ABOUT THIS TASK: Each line below is to be written out in full, exactly as shown.
(Beginning of TASK INPUT)
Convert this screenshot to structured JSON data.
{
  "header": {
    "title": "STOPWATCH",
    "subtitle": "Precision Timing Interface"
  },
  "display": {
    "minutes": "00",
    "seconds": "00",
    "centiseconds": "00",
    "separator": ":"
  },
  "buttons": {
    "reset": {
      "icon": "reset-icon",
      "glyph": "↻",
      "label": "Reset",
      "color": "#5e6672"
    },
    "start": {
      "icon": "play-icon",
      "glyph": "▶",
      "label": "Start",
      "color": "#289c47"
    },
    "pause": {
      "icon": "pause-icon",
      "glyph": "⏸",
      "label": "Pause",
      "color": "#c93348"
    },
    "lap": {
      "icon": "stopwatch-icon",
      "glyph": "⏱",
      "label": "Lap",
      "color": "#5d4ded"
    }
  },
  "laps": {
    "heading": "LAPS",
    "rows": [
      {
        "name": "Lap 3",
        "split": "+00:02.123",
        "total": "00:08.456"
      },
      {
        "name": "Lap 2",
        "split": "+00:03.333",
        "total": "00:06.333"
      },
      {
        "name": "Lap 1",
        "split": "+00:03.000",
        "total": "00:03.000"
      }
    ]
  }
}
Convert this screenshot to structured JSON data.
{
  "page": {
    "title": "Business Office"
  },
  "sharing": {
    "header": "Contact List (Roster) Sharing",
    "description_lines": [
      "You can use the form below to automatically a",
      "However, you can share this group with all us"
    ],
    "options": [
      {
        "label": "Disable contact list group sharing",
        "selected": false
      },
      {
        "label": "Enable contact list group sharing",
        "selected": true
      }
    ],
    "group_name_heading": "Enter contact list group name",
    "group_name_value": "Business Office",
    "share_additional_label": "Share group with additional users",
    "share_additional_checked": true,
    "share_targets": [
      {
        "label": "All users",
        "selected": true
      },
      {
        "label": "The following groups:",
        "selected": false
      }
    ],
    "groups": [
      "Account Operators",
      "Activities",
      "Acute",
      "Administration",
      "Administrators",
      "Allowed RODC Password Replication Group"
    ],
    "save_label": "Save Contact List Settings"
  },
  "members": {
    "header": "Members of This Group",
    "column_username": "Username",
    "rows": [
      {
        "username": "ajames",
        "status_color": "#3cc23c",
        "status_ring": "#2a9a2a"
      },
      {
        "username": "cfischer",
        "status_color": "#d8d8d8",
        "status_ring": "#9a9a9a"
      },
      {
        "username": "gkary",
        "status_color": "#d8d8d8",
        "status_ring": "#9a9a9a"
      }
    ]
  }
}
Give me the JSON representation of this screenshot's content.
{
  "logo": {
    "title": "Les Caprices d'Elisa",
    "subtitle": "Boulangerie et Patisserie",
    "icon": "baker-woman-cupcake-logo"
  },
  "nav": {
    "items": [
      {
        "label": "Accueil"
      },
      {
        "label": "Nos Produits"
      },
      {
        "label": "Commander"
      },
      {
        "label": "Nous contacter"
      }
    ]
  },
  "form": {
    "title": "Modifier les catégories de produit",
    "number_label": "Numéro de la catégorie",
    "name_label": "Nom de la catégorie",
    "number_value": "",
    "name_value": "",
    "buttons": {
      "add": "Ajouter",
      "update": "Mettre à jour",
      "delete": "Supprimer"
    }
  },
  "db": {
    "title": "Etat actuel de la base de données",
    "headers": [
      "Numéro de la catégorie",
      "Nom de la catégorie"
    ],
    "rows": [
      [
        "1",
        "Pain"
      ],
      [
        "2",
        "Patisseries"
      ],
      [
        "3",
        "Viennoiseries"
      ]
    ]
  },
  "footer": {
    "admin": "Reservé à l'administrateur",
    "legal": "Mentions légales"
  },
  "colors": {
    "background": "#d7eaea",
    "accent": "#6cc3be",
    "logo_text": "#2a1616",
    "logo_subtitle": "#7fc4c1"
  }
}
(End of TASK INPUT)
EXPECTED OUTPUT:
Convert this screenshot to structured JSON data.
{
  "header": {
    "title": "STOPWATCH",
    "subtitle": "Precision Timing Interface"
  },
  "display": {
    "minutes": "00",
    "seconds": "00",
    "centiseconds": "00",
    "separator": ":"
  },
  "buttons": {
    "reset": {
      "icon": "reset-icon",
      "glyph": "↻",
      "label": "Reset",
      "color": "#5e6672"
    },
    "start": {
      "icon": "play-icon",
      "glyph": "▶",
      "label": "Start",
      "color": "#289c47"
    },
    "pause": {
      "icon": "pause-icon",
      "glyph": "⏸",
      "label": "Pause",
      "color": "#c93348"
    },
    "lap": {
      "icon": "stopwatch-icon",
      "glyph": "⏱",
      "label": "Lap",
      "color": "#5d4ded"
    }
  },
  "laps": {
    "heading": "LAPS",
    "rows": [
      {
        "name": "Lap 3",
        "split": "+00:02.123",
        "total": "00:08.456"
      },
      {
        "name": "Lap 2",
        "split": "+00:03.333",
        "total": "00:06.333"
      },
      {
        "name": "Lap 1",
        "split": "+00:03.000",
        "total": "00:03.000"
      }
    ]
  }
}
Convert this screenshot to structured JSON data.
{
  "page": {
    "title": "Business Office"
  },
  "sharing": {
    "header": "Contact List (Roster) Sharing",
    "description_lines": [
      "You can use the form below to automatically a",
      "However, you can share this group with all us"
    ],
    "options": [
      {
        "label": "Disable contact list group sharing",
        "selected": false
      },
      {
        "label": "Enable contact list group sharing",
        "selected": true
      }
    ],
    "group_name_heading": "Enter contact list group name",
    "group_name_value": "Business Office",
    "share_additional_label": "Share group with additional users",
    "share_additional_checked": true,
    "share_targets": [
      {
        "label": "All users",
        "selected": true
      },
      {
        "label": "The following groups:",
        "selected": false
      }
    ],
    "groups": [
      "Account Operators",
      "Activities",
      "Acute",
      "Administration",
      "Administrators",
      "Allowed RODC Password Replication Group"
    ],
    "save_label": "Save Contact List Settings"
  },
  "members": {
    "header": "Members of This Group",
    "column_username": "Username",
    "rows": [
      {
        "username": "ajames",
        "status_color": "#3cc23c",
        "status_ring": "#2a9a2a"
      },
      {
        "username": "cfischer",
        "status_color": "#d8d8d8",
        "status_ring": "#9a9a9a"
      },
      {
        "username": "gkary",
        "status_color": "#d8d8d8",
        "status_ring": "#9a9a9a"
      }
    ]
  }
}
Give me the JSON representation of this screenshot's content.
{
  "logo": {
    "title": "Les Caprices d'Elisa",
    "subtitle": "Boulangerie et Patisserie",
    "icon": "baker-woman-cupcake-logo"
  },
  "nav": {
    "items": [
      {
        "label": "Accueil"
      },
      {
        "label": "Nos Produits"
      },
      {
        "label": "Commander"
      },
      {
        "label": "Nous contacter"
      }
    ]
  },
  "form": {
    "title": "Modifier les catégories de produit",
    "number_label": "Numéro de la catégorie",
    "name_label": "Nom de la catégorie",
    "number_value": "",
    "name_value": "",
    "buttons": {
      "add": "Ajouter",
      "update": "Mettre à jour",
      "delete": "Supprimer"
    }
  },
  "db": {
    "title": "Etat actuel de la base de données",
    "headers": [
      "Numéro de la catégorie",
      "Nom de la catégorie"
    ],
    "rows": [
      [
        "1",
        "Pain"
      ],
      [
        "2",
        "Patisseries"
      ],
      [
        "3",
        "Viennoiseries"
      ]
    ]
  },
  "footer": {
    "admin": "Reservé à l'administrateur",
    "legal": "Mentions légales"
  },
  "colors": {
    "background": "#d7eaea",
    "accent": "#6cc3be",
    "logo_text": "#2a1616",
    "logo_subtitle": "#7fc4c1"
  }
}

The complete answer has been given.